This time around, my recovery was so quick. The night Jesse was born, I was able to get up, walk around, and shower like normal. I didn’t have to be bedridden for a day, or take opiates to numb the pain, or experience burning pain from my scar. And even though I was instructed not to lift anything heavier than my son, I was able to pick up my daughter when I got home and give her a huge hug.

I’m writing this story a few weeks later. Jesse is now 4 weeks old, and we’ve gotten into a great routine. He’s eating pretty much every 3 hours during the day, and we are starting to get 4-5 hour stretches at night. I forgot how exhausting a newborn can be, but I feel so grateful that I have much more knowledge about newborn sleep this time around. Having a predictable routine and working on healthy sleep skills from the beginning has made a HUGE difference in my sanity and ability to get more sleep. Plus, having a VBAC birth allowed for a much quicker recovery, which absolutely helped both my physical body and my mental wellbeing.

(Photo Credit: Olivia Sens Photography)

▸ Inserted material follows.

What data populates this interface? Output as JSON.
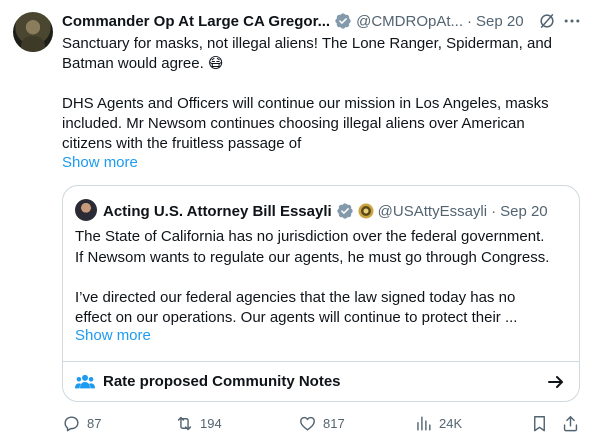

In reflection, I would not have had this experience if Brett and I hadn’t been able to advocate for ourselves. I would have been whisked away to have a repeat c-section, with a long recovery, instead of the VBAC that my body was capable of (and probably would have been capable of the first time, if I hadn’t had an induction forced on me). Because we sought out the help of a doula, we gained so much knowledge and education, and were able to ask for more time to make an educated decision, and were able to experience the birth we wanted. 

I wish everyone were able to have this knowledge, which is why I’m sharing such a lengthy birth story. I feel so empowered, not only because a tiny human was birthed from my vagina, which is pretty cool, but also because I didn’t let myself be pressured into a decision that didn’t feel right to me.

A few weeks after Jesse was born, Chloe came over for our post-partum meeting. She told me that while I was pushing, I kept saying “redemption” over and over, and asked if I remember saying it (I didn’t). But that’s exactly how I feel. This birth was so redeeming, and I am so grateful for the experience. And of course, grateful for my happy and healthy baby boy, and our, now complete, family.

Local Birth Resources:

Our doula: Chloé French, of Being and Born

(Who has 15 years of experience in birth, and is a midwife, and the only Birth Monopoly graduate in our area!)

Chiropractic care: Iman Chiropractic

(Dr. Iman is certified to perform the Webster technique)

Acupuncture: Alison Leiner with Back to Center Acupuncture

(Literally went into labor right after our last session!)

Sleep Philosophy
My sleep philosophy is that all children (and mommas!) need restful sleep, and so my goal is to help children learn independent sleep skills so that they can fall asleep on their own and stay asleep through the night. I will help develop a customized sleep plan that aligns with the family’s wishes.